Culinarium is an airy space with a real European/Scandinavian feel; a communal table dominates the room and the kitchen is open, so nowhere to hide! All the staff speak good English and explained that in order for the tasting menu to be served, the restaurant needed to fill the central table of sixteen covers. I took a gamble, with luck, I’d be eating some of the dishes featured. Failing that, it would be the Dim Sum Sunday Menu. Either way, I was game.

We arrived at 7pm and unfortunately, the bookings were a bit shy - dim sum it was. Sommelier, Brian Stapleton took us under his wing. Having flown in from San Francisco the week before, his first few days were spent at the Pheasant’s Tears vineyard (who are involved in several restaurants in Georgia including Culinarium); he was comfortable with his surroundings, knew his Georgian wines and was affable company.

As with the nature of the beast and new openings, there are bound to be a few gremlins in the works. A steamer problem meant no dumpling, a shame, but not a deal breaker. We jumped at the suckling Beijing pig and, as for the rest, we left that up to the kitchen, and Brian’s discretion regarding what we drank.
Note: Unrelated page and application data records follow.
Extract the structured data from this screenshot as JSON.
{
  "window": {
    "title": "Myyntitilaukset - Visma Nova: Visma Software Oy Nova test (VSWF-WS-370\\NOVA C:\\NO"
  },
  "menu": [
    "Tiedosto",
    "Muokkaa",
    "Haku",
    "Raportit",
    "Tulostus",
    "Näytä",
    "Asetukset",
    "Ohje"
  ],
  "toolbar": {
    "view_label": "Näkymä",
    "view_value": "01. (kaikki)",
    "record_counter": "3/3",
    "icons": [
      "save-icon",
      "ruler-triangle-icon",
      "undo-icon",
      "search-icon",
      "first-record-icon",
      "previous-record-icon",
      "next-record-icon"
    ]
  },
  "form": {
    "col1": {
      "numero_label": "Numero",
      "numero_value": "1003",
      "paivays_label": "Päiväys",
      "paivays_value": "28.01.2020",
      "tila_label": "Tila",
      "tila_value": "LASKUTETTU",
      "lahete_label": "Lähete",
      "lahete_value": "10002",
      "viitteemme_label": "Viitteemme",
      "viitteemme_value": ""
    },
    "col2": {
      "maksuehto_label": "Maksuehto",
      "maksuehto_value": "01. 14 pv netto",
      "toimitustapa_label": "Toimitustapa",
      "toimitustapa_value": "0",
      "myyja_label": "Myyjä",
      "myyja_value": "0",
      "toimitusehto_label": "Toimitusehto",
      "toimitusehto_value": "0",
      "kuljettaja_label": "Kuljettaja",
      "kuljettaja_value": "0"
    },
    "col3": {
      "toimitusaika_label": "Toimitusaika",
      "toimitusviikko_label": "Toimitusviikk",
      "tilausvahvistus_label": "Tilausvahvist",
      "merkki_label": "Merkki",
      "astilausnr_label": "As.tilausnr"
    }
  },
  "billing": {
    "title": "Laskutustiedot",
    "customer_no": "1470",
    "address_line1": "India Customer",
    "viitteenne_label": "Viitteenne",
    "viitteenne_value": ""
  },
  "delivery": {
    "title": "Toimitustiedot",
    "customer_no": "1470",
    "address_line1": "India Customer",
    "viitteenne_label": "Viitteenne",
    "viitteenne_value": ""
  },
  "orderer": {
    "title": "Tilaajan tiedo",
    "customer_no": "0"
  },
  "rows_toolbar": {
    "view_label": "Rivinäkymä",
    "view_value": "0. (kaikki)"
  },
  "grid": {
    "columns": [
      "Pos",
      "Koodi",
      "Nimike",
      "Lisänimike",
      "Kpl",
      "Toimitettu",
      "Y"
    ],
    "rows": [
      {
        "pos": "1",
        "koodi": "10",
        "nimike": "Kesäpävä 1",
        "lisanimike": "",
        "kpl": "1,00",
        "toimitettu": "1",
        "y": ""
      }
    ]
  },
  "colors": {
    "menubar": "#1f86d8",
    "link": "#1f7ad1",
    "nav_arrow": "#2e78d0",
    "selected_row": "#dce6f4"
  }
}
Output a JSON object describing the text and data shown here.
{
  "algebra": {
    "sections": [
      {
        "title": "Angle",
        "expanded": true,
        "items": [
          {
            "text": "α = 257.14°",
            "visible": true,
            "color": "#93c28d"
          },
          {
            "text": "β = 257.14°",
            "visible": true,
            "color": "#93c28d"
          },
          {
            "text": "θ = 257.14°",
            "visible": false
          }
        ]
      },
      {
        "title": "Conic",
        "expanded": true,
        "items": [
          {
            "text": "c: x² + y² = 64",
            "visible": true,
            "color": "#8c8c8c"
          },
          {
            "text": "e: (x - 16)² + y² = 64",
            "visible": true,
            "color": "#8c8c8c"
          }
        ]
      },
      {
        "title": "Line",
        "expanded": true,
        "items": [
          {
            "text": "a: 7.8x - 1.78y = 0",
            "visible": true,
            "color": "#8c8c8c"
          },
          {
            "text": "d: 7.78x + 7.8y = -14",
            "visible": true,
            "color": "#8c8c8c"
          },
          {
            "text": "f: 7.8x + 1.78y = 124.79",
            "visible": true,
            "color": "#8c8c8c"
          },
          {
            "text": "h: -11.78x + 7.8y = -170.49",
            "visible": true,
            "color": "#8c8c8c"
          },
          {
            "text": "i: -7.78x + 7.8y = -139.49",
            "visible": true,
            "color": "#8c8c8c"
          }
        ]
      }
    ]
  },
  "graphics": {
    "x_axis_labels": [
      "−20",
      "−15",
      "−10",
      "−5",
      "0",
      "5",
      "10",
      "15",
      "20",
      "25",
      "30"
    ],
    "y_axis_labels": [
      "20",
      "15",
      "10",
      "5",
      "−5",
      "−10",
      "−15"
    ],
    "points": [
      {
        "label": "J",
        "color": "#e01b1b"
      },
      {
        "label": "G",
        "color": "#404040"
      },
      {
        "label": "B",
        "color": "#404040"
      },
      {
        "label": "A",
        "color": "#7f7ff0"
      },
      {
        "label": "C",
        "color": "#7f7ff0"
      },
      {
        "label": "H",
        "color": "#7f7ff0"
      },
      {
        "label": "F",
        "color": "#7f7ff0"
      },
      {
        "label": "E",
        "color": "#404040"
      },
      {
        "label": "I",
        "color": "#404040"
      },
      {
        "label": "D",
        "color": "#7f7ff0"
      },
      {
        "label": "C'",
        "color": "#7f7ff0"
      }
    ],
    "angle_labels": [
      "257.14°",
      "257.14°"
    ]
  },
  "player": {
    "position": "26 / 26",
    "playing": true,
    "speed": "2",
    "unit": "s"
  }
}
While we waited for our food, Brian talked through the wine list. I expressed interest in amber wine, and no sooner had I opened my mouth, a glass was poured for us to try. From the color, one would expect it to be viscous, sticky, rich and sweet. Complete opposite! Bone dry, full of tannins - it was either love at first sip or hate. Not a huge fan of tannins, I adored it! A perfect foil for our first dish of wok-fried vegetables and duck. This was definitely an umami dish - well-cooked duck, a deeply savory sauce with a hint of sweetness and vegetables that retained some crunch. Next up was the suckling pig, served with pancakes, scallions and cucumber, I could’ve eaten the whole piglet. Succulent flesh, veneer thin, über crispy skin all wrapped up in its own little pancake blanket. As we licked the remnants of sauce from our fingers, panko-crusted prawns appeared, and were polished off just as quickly, along with a glass of Atenuri white. Up next, udon noodles with chicken, accompanied by a glass of fig black Saperavi. The meat in its glossy sauce wasn’t swamped by the wine; again accomplished cooking and great drink choices.

Before jumping in for dessert, Brian suggested that we let the sous chef have free range with our final savory course. Another duck dish, this time without the Asian influences. Cooked the bloody side of pink, it came with quince puree. The smile on the chef’s face as the plate was placed in front of us was mirrored by our own grins. The fruit cut through and complemented the duck perfectly.

We just about managed dessert - buffalo yoghurt panna cotta. Creamy and unctuous but not quite set enough for my taste; I like this pudding with a gentle wobble.

Chef Tekuna Gachechiladze’s ability to switch from one cooking style to another like a culinary chameleon is what Culinarium is about - innovative, polished and accomplished, willing to push the boundaries. Certainly not typical Georgian food, but just as delicious!

1/17 Lermontov Street

Tbilisi 0105 Georgia

Tel: +995 32 2 43 01 03

Open: Wed-Sun from 13:00-23:30

Lea Harris

19 November 2015 22:12